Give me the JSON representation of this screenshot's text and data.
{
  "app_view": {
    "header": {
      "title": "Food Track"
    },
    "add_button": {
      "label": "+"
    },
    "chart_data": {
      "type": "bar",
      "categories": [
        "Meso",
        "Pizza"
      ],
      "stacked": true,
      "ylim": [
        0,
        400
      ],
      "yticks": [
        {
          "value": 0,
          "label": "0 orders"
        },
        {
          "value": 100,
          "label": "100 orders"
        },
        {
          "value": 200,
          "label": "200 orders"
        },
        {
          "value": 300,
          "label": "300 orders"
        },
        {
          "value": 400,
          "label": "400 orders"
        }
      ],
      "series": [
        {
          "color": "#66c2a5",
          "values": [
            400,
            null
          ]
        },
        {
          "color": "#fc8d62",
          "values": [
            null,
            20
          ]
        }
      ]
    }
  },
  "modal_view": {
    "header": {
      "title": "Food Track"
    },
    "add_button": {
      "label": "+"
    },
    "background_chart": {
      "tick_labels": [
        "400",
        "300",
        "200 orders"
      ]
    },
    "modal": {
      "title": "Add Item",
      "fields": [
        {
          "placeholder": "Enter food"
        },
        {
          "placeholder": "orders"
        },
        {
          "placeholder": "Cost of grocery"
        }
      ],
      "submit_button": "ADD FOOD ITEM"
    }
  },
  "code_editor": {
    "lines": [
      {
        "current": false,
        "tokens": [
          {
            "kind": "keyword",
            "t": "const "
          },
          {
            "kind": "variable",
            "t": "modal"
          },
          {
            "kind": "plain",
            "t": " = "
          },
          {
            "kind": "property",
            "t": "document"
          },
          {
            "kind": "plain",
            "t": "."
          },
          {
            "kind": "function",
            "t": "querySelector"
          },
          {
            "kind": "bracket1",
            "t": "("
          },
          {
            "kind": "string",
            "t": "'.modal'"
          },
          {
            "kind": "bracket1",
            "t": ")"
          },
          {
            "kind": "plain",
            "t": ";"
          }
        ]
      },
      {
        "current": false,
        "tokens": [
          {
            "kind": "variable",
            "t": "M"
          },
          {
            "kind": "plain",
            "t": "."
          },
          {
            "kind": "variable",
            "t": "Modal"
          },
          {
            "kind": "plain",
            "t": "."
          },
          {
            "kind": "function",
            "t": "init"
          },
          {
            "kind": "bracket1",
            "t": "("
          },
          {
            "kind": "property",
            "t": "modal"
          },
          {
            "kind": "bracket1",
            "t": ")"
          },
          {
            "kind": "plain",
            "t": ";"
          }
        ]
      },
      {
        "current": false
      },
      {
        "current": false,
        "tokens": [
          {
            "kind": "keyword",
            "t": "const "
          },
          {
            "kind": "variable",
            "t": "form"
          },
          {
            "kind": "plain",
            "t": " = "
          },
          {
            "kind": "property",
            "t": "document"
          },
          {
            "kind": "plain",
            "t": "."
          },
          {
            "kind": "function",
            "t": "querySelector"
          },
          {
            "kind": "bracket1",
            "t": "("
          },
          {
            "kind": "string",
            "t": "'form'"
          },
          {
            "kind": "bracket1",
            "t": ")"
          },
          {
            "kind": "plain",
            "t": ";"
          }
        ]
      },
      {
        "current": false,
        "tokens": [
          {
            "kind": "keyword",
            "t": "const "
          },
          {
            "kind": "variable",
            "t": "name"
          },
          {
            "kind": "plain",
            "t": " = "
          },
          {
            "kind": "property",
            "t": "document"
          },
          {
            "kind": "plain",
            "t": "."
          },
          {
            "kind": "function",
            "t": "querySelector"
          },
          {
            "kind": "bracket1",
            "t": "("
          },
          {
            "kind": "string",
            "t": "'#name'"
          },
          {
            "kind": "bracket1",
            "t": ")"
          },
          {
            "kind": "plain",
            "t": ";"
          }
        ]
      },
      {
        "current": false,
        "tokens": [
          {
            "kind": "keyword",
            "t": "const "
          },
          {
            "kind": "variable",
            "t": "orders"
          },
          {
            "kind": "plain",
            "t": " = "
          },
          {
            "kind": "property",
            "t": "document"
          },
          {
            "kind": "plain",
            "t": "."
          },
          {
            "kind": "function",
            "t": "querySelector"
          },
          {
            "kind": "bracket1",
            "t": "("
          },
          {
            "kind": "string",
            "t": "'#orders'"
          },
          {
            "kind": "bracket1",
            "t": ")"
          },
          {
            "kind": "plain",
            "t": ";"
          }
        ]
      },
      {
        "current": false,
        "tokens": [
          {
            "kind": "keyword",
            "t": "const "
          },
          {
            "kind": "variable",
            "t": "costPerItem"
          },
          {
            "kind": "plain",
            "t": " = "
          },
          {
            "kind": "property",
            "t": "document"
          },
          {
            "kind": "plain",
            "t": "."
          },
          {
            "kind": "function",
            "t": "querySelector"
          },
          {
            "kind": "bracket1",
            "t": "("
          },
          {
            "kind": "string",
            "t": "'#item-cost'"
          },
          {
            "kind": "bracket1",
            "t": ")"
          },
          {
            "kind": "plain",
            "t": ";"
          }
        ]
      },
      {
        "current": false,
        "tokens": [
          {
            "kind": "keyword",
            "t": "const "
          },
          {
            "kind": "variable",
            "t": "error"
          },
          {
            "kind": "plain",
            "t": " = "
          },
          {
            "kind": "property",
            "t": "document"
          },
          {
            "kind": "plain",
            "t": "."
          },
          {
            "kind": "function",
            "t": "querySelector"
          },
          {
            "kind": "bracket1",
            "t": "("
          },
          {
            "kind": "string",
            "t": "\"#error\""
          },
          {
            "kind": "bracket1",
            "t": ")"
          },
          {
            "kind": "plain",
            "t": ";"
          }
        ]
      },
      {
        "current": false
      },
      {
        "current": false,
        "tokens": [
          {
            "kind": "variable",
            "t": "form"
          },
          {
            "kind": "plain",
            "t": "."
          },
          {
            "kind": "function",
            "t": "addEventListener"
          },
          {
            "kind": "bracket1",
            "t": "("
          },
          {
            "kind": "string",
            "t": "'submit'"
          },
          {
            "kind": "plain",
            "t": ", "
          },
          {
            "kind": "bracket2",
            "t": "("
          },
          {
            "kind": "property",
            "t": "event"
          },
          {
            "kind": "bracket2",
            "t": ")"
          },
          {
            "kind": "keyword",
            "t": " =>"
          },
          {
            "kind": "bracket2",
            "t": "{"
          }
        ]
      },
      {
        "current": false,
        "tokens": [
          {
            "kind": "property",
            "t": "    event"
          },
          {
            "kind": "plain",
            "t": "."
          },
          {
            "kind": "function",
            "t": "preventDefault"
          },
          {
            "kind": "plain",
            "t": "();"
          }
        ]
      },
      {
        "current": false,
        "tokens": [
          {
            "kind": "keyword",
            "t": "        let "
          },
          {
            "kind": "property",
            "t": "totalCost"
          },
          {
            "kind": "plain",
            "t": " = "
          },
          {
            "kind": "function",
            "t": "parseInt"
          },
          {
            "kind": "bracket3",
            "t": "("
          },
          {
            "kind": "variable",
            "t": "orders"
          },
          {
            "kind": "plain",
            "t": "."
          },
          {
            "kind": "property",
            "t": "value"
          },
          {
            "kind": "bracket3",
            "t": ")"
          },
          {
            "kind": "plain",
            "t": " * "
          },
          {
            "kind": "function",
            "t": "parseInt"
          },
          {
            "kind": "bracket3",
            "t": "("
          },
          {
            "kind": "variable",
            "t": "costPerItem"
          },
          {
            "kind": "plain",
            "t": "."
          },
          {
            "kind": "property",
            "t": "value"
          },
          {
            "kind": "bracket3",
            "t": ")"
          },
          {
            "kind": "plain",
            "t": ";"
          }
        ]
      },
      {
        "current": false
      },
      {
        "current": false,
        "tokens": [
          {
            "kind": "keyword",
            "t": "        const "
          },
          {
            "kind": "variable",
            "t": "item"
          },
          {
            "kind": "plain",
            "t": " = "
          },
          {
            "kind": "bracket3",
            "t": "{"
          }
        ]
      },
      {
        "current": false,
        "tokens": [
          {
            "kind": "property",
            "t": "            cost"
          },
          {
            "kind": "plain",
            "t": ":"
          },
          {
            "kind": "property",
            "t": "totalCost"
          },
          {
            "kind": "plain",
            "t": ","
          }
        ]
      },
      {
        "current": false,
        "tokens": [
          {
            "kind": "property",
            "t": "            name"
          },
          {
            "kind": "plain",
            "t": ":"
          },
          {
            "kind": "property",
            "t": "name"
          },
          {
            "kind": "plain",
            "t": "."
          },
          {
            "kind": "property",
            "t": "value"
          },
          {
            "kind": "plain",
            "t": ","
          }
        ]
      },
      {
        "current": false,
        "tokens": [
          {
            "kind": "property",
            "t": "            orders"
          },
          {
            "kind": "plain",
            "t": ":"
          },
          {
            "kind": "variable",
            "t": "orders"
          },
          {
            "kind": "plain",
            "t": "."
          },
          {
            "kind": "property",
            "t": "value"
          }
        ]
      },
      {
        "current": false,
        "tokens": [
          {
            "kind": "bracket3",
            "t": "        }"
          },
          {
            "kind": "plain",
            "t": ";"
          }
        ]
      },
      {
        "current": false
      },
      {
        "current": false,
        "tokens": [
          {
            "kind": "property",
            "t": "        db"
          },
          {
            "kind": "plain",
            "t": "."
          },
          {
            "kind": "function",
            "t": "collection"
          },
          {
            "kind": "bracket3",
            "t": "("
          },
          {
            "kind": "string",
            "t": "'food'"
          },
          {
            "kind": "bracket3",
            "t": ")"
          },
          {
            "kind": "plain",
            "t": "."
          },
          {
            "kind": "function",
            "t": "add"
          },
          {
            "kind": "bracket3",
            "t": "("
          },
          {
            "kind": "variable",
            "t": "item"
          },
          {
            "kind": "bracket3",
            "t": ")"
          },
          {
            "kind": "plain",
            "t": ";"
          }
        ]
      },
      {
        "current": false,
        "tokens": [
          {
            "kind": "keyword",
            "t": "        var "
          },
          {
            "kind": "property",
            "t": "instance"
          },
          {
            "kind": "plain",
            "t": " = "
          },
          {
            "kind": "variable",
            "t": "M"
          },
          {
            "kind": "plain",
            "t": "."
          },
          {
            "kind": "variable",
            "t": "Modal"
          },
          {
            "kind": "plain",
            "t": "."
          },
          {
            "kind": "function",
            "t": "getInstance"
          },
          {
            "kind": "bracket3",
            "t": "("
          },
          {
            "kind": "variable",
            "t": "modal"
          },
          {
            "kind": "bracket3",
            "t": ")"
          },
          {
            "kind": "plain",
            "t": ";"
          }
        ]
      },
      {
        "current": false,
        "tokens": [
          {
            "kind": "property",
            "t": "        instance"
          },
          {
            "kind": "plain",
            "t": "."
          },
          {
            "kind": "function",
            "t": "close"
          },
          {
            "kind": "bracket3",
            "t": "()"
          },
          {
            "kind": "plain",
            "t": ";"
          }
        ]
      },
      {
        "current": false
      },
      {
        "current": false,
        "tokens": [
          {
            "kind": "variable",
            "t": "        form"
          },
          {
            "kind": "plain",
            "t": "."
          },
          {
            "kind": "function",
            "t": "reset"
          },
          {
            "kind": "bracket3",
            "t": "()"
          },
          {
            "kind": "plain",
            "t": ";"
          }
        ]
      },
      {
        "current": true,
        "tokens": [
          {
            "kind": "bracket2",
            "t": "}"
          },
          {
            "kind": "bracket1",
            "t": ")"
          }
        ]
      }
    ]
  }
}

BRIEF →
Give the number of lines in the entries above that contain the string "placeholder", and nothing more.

TASK RESULT →
3